Heat beads

Never heard of 'em, but then again, I'm a Yank and these seem to be an Aussie thing. Looks interesting, though. Sort of like super-sized briquettes.
strangest thing. watch the youtube: https://www.youtube.com/watch?v=npez2RUjOAs&feature=youtu.be

he takes 4 weber starter cubes, lights them, and puts them on the stand and then presses some button. me thinks the 4 cubes by itself would start it just fine (I never use more than 2). not sure what the base does. maybe pumps air? $60 they are charging for these things! wow. I'd be one thing if it lit the coals itself. I'd suggest you save your money and just put the weber starter cubes at the bottom of the chimney rather than below it if you want to get your coals going fast.

I guess they also make odorless charcoal? weird.
Last edited:
strangest thing

I guess they also make odorless charcoal? weird.

They do take more effort, (much more actually) to light than the timber based charcoal you use in the USA. A full chimney of heatbeads (and no way they will light using newspaper) lighting with 2 to 4 cubes, will take up to one hour to fully light.

But they do seem to last much longer. I am not a charcoal expert, so hopefully someone else here can step in.

The main ingredient is actually Brown Coal.

What are Heat Beads® BBQ Briquettes made of and how are they made?

The high quality of Heat Beads® BBQ Briquettes is because of the unique raw materials base used – a blend of hardwood charcoal and mineral carbon.

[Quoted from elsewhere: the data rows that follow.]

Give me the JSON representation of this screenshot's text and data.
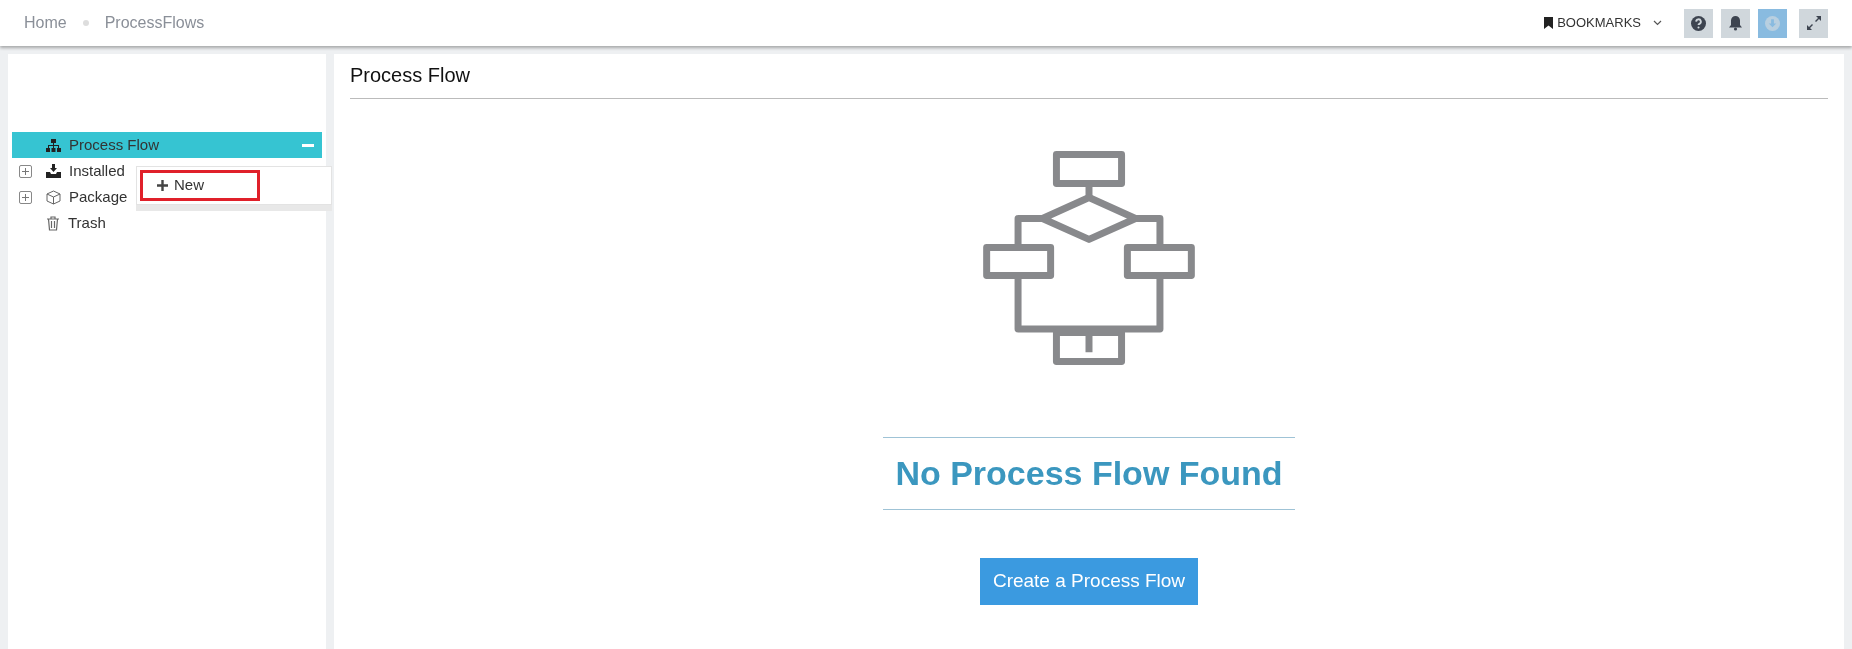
{
  "breadcrumb": [
    {
      "label": "Home"
    },
    {
      "label": "ProcessFlows"
    }
  ],
  "toolbar": {
    "bookmarks": "BOOKMARKS",
    "buttons": [
      {
        "kind": "help",
        "selected": false
      },
      {
        "kind": "bell",
        "selected": false
      },
      {
        "kind": "download",
        "selected": true
      },
      {
        "kind": "expand",
        "selected": false
      }
    ]
  },
  "sidebar": {
    "items": [
      {
        "label": "Process Flow",
        "kind": "sitemap",
        "expandable": false,
        "selected": true
      },
      {
        "label": "Installed",
        "kind": "inbox",
        "expandable": true,
        "selected": false
      },
      {
        "label": "Package",
        "kind": "box",
        "expandable": true,
        "selected": false
      },
      {
        "label": "Trash",
        "kind": "trash",
        "expandable": false,
        "selected": false
      }
    ],
    "context_menu": {
      "items": [
        {
          "label": "New",
          "highlighted": true
        }
      ]
    }
  },
  "main": {
    "title": "Process Flow",
    "empty_message": "No Process Flow Found",
    "button": "Create a Process Flow"
  }
}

The mineral carbon is made by carbonising brown coal sourced from the La Trobe Valley near Melbourne, Australia at high temperatures to remove the volatile matter to give a high quality carbon with low impurities.

The coal has first been dried in a cogeneration plant using waste steam from a nearby power plant.
The coal is then heated to around 900°C in an oxygen free environment in a process known as ‘carbonisation’. This heating process results in a high purity carbon called char, which produces a long-burning and high quality product. No external process energy is required.
This product is sold as a reductant, not as a fuel, for high value metallurgical applications; the production of silicon metal and ferro-alloys in Scandinavia; and for activated carbon used in water filtration.
The fines are used in BBQ briquette manufacture.
The charcoal used in Heat Beads® BBQ Briquettes is the leftover fines from the production of high quality Eucalyptus hardwood lump charcoal, and would otherwise be waste.

Heat Beads® BBQ Briquettes also contain a binder, an oxidising agent and a filler. Each of these materials has a very specific purpose.

A binder is used to hold the briquettes together in the traditional pillow shape. The binder used is food grade starch –a high quality material that is responsible for ensuring the briquettes are hard and don’t crumble, making them burn for longer.
An oxidising agent is used to make the briquettes easier to light. Without it, the briquettes would take a long time to light and require more firelighters. The material used is a naturally occurring mineral that is slightly refined to remove impurities. It is entirely consumed in the light-up process – once the briquettes are fully alight (ashed over) the oxidising agent has burnt away.
A filler is added to our BBQ Briquettes to provide a thermal mass to hold the heat generated by the carbon burning. It is a naturally occurring mineral that undergoes no change during the burning process, but helps ensure Heat Beads® BBQ Briquettes burn hotter for longer.
Australian Char then blends and presses (briquettes) the char, charcoal and other ingredients into a superior barbecue fuel, tailored to the specific needs of the barbecuing public."

I did a Pork Butt for easter in the mini, probably only used half the Heatbeads fuel I loaded after 9.5 hrs (windless day at 225F cooking temp)
Thanks for you thoughts guys . I've only had my wsm for a week the guy in the shop said heat beads are what I needed . Did some ribs at the weekend used a full chimney and half a chimney to lite . Temp was at 225 all day ribs took 6 hours I left the wsm on for another 6 hours and there was still unburnt coal in the pan . Think I'm going to stick with them they seem really easy to use.they cost me £21 for 16kg . Not going to use as many next time I do ribs
Oli - its a close run thing between Heat Beads and Weber Briquettes here in the UK - people fall one side or the other.
I'm a Weber guy - can keep my WSM 'in the zone' for 12 hours + on one set of briquettes
I used to be a Weber guy, but have turned to using the Heat Beads. (The main reason being that I can set my Bullet up the same way every cook. Plus, there is next to nothing broken briqs & minimal dust).
I saw on the heatbeads website that BBQ galore sells them. I may call to see since I have one a few miles from my house but I'm really happy with lump charcoal now. It lasts longer than all my cooks and I end up reusing it next time. I do love trying new things though, even though I really don't need to.
Last edited:
I see they don't export to the USA. I guess there is too much competition from US home-grown brands, & it would be hard to break into the market.

Pity, as these are all I have been using for quite a while, & I'm impressed with them.